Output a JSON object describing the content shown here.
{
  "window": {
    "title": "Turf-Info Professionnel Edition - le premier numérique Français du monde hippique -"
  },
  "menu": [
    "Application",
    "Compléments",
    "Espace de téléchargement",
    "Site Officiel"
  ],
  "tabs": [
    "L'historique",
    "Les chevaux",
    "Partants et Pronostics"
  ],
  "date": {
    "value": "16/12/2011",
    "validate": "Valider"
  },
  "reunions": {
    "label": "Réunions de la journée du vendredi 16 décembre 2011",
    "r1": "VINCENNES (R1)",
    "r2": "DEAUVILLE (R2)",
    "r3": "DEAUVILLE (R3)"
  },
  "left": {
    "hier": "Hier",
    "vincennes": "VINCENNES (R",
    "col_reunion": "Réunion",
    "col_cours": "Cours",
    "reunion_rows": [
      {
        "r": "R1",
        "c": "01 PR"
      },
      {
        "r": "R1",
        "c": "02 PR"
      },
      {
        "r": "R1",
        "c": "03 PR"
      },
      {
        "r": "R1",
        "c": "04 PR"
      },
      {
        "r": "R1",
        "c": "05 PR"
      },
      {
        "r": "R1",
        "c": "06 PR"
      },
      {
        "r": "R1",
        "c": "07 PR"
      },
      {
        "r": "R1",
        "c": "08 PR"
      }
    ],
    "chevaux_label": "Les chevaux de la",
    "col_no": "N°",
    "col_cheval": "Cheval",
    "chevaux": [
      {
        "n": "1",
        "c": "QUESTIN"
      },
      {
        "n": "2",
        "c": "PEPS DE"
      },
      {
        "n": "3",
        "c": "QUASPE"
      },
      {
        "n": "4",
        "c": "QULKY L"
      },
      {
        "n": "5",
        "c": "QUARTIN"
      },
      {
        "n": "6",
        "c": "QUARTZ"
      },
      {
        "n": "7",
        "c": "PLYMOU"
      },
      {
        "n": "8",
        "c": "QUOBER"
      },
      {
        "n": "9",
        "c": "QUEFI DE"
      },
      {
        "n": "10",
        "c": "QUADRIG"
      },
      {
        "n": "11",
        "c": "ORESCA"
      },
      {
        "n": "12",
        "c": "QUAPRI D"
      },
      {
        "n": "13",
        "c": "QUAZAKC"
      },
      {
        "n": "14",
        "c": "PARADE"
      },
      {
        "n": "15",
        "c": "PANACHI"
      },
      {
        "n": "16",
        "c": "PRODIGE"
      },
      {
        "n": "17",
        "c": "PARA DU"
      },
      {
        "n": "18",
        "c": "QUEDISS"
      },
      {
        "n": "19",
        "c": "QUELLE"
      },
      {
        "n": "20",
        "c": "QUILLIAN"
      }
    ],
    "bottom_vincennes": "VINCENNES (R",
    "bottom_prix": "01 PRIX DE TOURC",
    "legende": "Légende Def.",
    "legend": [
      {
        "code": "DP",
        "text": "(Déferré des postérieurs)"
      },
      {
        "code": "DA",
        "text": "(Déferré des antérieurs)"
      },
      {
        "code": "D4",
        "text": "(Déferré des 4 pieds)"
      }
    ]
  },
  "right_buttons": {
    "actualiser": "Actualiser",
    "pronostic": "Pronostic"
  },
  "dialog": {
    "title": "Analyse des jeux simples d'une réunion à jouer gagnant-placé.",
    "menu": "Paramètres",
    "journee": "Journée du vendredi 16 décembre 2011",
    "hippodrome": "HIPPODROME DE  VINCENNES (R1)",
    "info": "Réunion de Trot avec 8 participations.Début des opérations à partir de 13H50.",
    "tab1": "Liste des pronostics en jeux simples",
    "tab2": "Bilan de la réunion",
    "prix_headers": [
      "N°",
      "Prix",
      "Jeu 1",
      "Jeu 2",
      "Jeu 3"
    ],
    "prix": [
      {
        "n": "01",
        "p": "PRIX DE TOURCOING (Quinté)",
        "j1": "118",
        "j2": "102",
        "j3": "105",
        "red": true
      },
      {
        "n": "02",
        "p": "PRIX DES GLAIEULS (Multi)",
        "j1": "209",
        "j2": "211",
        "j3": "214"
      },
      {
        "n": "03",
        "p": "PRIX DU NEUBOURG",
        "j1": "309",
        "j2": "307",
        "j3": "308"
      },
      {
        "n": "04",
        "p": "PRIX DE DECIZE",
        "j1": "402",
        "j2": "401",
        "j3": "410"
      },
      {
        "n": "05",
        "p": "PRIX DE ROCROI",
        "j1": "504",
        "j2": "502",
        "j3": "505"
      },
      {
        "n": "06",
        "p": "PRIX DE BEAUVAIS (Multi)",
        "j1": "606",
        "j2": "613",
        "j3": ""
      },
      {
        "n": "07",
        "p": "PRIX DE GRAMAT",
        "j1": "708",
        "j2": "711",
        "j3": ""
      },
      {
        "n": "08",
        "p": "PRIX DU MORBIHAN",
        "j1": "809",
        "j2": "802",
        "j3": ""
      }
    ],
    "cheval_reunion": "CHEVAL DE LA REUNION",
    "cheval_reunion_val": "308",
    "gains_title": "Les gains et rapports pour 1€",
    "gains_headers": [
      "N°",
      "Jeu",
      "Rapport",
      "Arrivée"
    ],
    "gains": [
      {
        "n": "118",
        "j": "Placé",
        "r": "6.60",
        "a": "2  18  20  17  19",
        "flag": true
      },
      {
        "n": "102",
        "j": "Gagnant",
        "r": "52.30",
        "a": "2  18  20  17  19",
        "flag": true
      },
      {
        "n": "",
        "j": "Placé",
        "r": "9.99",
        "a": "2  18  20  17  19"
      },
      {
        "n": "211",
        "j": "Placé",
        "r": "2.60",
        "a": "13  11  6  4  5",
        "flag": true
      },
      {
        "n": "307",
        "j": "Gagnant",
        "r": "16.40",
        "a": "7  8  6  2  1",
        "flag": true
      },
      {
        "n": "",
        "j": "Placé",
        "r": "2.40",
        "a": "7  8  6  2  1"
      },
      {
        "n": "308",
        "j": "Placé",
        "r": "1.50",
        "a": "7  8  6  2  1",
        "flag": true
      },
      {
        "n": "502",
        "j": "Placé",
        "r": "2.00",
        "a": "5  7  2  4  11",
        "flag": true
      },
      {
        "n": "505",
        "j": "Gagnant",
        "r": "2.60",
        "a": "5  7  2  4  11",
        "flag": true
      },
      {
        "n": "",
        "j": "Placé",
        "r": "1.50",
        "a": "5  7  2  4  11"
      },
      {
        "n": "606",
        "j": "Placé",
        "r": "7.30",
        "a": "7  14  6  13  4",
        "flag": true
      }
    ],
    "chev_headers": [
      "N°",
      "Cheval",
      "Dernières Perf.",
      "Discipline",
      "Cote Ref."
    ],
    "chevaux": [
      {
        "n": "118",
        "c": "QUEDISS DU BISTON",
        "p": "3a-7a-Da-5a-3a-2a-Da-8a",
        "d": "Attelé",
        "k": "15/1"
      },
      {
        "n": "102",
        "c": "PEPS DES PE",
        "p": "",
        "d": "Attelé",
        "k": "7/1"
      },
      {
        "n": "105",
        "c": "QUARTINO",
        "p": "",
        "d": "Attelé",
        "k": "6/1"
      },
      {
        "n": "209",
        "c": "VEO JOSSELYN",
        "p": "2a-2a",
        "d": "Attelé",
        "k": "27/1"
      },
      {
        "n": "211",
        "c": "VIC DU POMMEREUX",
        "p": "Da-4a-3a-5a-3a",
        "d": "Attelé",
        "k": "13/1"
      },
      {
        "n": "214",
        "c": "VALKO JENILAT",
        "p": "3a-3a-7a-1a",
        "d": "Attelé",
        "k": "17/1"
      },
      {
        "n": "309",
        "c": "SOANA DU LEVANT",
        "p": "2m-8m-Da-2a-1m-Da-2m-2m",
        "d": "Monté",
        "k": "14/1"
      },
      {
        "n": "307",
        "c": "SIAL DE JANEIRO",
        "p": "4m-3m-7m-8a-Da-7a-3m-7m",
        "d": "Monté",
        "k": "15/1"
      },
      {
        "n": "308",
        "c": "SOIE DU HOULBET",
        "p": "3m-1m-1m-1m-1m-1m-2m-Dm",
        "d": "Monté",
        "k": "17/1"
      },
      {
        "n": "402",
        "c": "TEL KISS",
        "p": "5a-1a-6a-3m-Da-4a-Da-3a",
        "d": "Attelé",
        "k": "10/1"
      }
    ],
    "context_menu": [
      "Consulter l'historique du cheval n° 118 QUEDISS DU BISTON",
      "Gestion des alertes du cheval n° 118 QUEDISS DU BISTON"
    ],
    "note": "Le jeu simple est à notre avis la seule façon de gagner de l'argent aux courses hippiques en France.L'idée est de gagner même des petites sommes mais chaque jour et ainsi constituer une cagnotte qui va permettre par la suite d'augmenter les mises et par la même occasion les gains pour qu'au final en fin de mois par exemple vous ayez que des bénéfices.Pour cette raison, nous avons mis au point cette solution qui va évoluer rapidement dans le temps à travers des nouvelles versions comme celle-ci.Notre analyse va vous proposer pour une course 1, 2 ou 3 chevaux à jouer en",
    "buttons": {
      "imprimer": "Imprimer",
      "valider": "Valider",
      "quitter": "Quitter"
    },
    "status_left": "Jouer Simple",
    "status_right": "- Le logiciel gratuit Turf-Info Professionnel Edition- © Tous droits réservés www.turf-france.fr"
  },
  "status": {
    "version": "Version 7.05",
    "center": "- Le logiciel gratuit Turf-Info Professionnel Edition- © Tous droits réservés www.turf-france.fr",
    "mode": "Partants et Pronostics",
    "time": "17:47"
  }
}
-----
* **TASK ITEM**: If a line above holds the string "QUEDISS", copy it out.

* **SOLUTION TO THE PROBLEM**:
        "c": "QUEDISS"
        "c": "QUEDISS DU BISTON",
      "Consulter l'historique du cheval n° 118 QUEDISS DU BISTON",
      "Gestion des alertes du cheval n° 118 QUEDISS DU BISTON"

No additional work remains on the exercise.